◆ PROBLEM TO SOLVE
Type out the lines below exactly, pictures excluded.

◆ SUPPLIED RECORDS
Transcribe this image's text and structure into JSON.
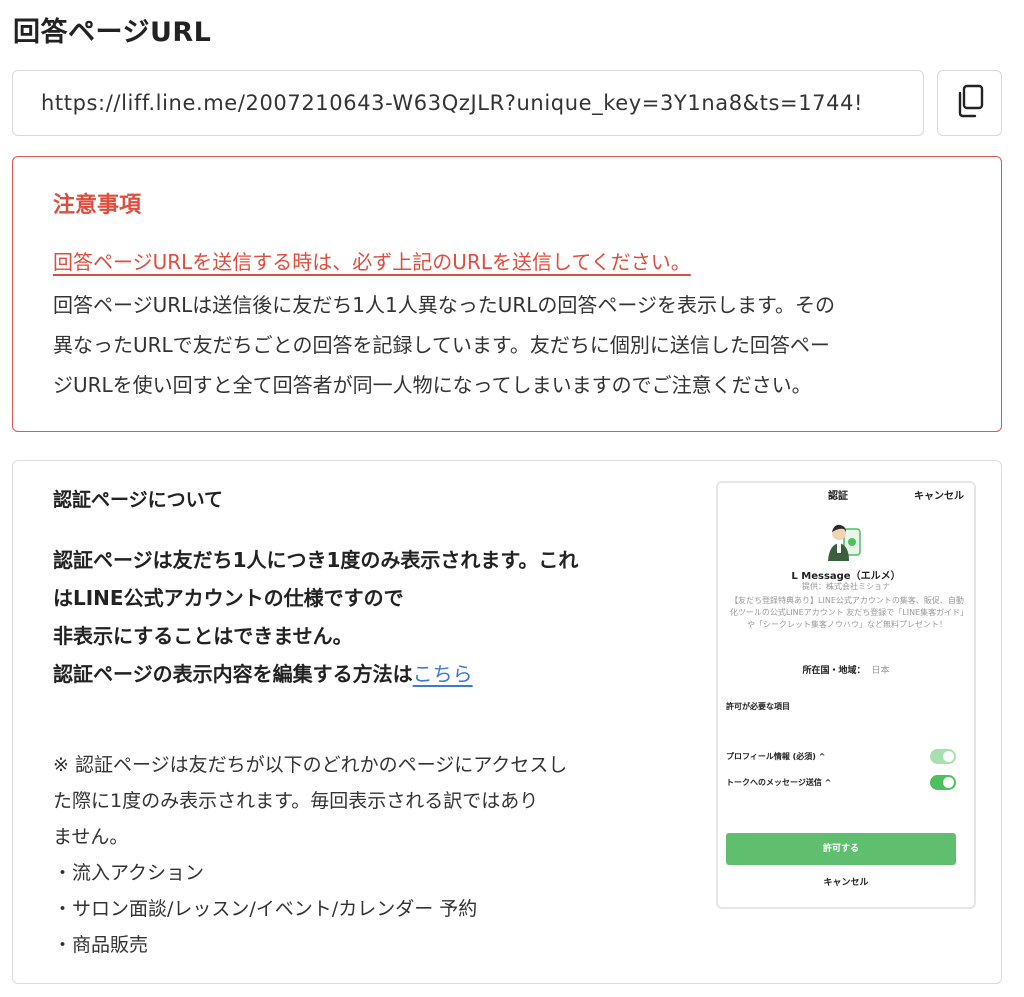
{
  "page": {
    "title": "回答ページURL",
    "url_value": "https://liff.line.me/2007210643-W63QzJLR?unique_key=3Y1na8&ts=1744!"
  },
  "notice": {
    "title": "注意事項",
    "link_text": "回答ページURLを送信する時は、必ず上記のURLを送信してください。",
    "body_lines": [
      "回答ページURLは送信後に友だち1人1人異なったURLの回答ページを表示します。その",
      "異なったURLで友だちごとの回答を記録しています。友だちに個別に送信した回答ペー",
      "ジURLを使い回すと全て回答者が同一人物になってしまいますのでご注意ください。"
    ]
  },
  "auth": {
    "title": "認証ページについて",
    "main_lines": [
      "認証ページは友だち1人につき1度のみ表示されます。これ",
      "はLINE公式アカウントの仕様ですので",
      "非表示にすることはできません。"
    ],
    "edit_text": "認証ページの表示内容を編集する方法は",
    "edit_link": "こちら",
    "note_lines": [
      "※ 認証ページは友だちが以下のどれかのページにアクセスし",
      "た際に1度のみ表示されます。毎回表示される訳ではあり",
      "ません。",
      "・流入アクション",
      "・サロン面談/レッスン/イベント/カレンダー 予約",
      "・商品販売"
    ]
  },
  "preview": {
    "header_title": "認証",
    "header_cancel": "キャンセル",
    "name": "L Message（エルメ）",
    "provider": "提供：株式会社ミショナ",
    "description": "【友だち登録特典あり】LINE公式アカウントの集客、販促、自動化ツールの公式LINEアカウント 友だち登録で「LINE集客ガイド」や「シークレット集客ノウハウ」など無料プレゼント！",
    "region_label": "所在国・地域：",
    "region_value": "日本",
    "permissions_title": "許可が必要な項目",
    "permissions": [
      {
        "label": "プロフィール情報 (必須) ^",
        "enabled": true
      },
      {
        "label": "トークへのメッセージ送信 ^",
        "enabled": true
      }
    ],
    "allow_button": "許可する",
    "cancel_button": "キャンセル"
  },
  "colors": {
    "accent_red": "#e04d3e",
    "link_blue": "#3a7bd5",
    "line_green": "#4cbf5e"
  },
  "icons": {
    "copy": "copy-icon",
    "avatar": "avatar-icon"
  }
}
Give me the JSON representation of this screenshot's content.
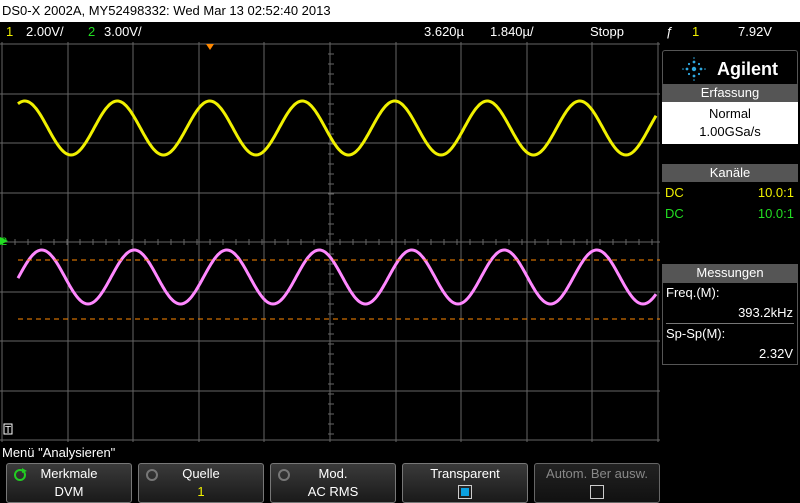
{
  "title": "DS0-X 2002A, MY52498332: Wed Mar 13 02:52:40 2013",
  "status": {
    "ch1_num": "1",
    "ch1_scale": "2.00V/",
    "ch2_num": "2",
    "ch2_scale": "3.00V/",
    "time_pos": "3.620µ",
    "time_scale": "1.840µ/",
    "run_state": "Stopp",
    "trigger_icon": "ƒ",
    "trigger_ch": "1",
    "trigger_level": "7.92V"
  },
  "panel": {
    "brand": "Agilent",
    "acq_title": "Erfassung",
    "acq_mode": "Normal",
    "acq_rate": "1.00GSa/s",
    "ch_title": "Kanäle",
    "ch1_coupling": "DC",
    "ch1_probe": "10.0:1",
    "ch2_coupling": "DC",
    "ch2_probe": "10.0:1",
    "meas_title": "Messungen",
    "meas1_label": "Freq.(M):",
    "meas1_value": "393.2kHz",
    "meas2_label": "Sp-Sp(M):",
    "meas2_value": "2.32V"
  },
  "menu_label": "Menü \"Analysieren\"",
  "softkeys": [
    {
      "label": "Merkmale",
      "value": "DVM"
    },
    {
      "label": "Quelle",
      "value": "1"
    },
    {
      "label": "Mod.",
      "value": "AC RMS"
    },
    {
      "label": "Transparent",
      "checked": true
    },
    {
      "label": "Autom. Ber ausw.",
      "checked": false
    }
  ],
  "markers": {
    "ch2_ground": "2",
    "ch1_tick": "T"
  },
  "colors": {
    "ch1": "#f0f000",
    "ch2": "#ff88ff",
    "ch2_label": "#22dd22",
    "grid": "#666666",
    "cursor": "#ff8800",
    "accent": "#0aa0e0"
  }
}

◆ SOLUTION TO THIS TASK
Transcribe this image's text and structure into JSON.
{
  "page": {
    "title": "回答ページURL",
    "url_value": "https://liff.line.me/2007210643-W63QzJLR?unique_key=3Y1na8&ts=1744!"
  },
  "notice": {
    "title": "注意事項",
    "link_text": "回答ページURLを送信する時は、必ず上記のURLを送信してください。",
    "body_lines": [
      "回答ページURLは送信後に友だち1人1人異なったURLの回答ページを表示します。その",
      "異なったURLで友だちごとの回答を記録しています。友だちに個別に送信した回答ペー",
      "ジURLを使い回すと全て回答者が同一人物になってしまいますのでご注意ください。"
    ]
  },
  "auth": {
    "title": "認証ページについて",
    "main_lines": [
      "認証ページは友だち1人につき1度のみ表示されます。これ",
      "はLINE公式アカウントの仕様ですので",
      "非表示にすることはできません。"
    ],
    "edit_text": "認証ページの表示内容を編集する方法は",
    "edit_link": "こちら",
    "note_lines": [
      "※ 認証ページは友だちが以下のどれかのページにアクセスし",
      "た際に1度のみ表示されます。毎回表示される訳ではあり",
      "ません。",
      "・流入アクション",
      "・サロン面談/レッスン/イベント/カレンダー 予約",
      "・商品販売"
    ]
  },
  "preview": {
    "header_title": "認証",
    "header_cancel": "キャンセル",
    "name": "L Message（エルメ）",
    "provider": "提供：株式会社ミショナ",
    "description": "【友だち登録特典あり】LINE公式アカウントの集客、販促、自動化ツールの公式LINEアカウント 友だち登録で「LINE集客ガイド」や「シークレット集客ノウハウ」など無料プレゼント！",
    "region_label": "所在国・地域：",
    "region_value": "日本",
    "permissions_title": "許可が必要な項目",
    "permissions": [
      {
        "label": "プロフィール情報 (必須) ^",
        "enabled": true
      },
      {
        "label": "トークへのメッセージ送信 ^",
        "enabled": true
      }
    ],
    "allow_button": "許可する",
    "cancel_button": "キャンセル"
  },
  "colors": {
    "accent_red": "#e04d3e",
    "link_blue": "#3a7bd5",
    "line_green": "#4cbf5e"
  },
  "icons": {
    "copy": "copy-icon",
    "avatar": "avatar-icon"
  }
}
Give me the JSON representation of this screenshot's content.
{
  "title": "DS0-X 2002A, MY52498332: Wed Mar 13 02:52:40 2013",
  "status": {
    "ch1_num": "1",
    "ch1_scale": "2.00V/",
    "ch2_num": "2",
    "ch2_scale": "3.00V/",
    "time_pos": "3.620µ",
    "time_scale": "1.840µ/",
    "run_state": "Stopp",
    "trigger_icon": "ƒ",
    "trigger_ch": "1",
    "trigger_level": "7.92V"
  },
  "panel": {
    "brand": "Agilent",
    "acq_title": "Erfassung",
    "acq_mode": "Normal",
    "acq_rate": "1.00GSa/s",
    "ch_title": "Kanäle",
    "ch1_coupling": "DC",
    "ch1_probe": "10.0:1",
    "ch2_coupling": "DC",
    "ch2_probe": "10.0:1",
    "meas_title": "Messungen",
    "meas1_label": "Freq.(M):",
    "meas1_value": "393.2kHz",
    "meas2_label": "Sp-Sp(M):",
    "meas2_value": "2.32V"
  },
  "menu_label": "Menü \"Analysieren\"",
  "softkeys": [
    {
      "label": "Merkmale",
      "value": "DVM"
    },
    {
      "label": "Quelle",
      "value": "1"
    },
    {
      "label": "Mod.",
      "value": "AC RMS"
    },
    {
      "label": "Transparent",
      "checked": true
    },
    {
      "label": "Autom. Ber ausw.",
      "checked": false
    }
  ],
  "markers": {
    "ch2_ground": "2",
    "ch1_tick": "T"
  },
  "colors": {
    "ch1": "#f0f000",
    "ch2": "#ff88ff",
    "ch2_label": "#22dd22",
    "grid": "#666666",
    "cursor": "#ff8800",
    "accent": "#0aa0e0"
  }
}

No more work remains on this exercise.